The Perception and Production of Word-Initial Korean Stops by Native Speakers of Japanese

Research output: Contribution to journalArticle

Abstract

Previous studies have shown that non-native speakers of Korean not only have difficulty producing the word-initial three-way stop contrast, but also exhibit a wide range of production patterns. Because these studies have only investigated native (L1) speakers of English and Mandarin and given the overall paucity of research on non-native Korean, it is not yet clear how dependent these findings are on the particular native language under investigation. The current paper reinforces our empirical grounding via extension to L1 speakers of Japanese. It is shown that although naïve Japanese listeners consistently perceive Korean fortis stops as voiced, and Korean lenis and aspirated stops as voiceless, novice second language learners do not produce any significant difference among the three stop categories, despite producing clear differences between their native Japanese stop categories.

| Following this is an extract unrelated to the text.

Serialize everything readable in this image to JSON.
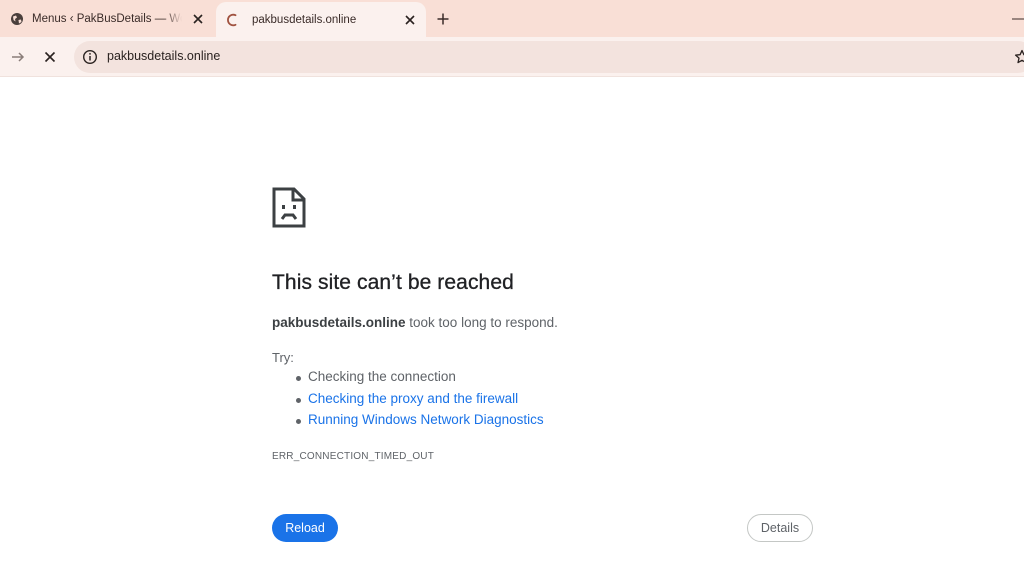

Unlike in previous studies of L1 speakers of English and Mandarin, there was very little inter-speaker variation, and all speakers produced all Korean stops with long lag voice onset time.

Original languageEnglish
Pages (from-to)494-508
Number of pages15
JournalLanguage and Speech
Volume62
Issue number3
DOIs
Publication statusPublished - 2019 Sep 1

Keywords

  • Japanese
  • Korean
  • perceptual assimilation
  • second language acquisition
  • Stops

ASJC Scopus subject areas

  • Language and Linguistics
  • Sociology and Political Science
  • Linguistics and Language
  • Speech and Hearing

Fingerprint Dive into the research topics of 'The Perception and Production of Word-Initial Korean Stops by Native Speakers of Japanese'. Together they form a unique fingerprint.

  • Cite this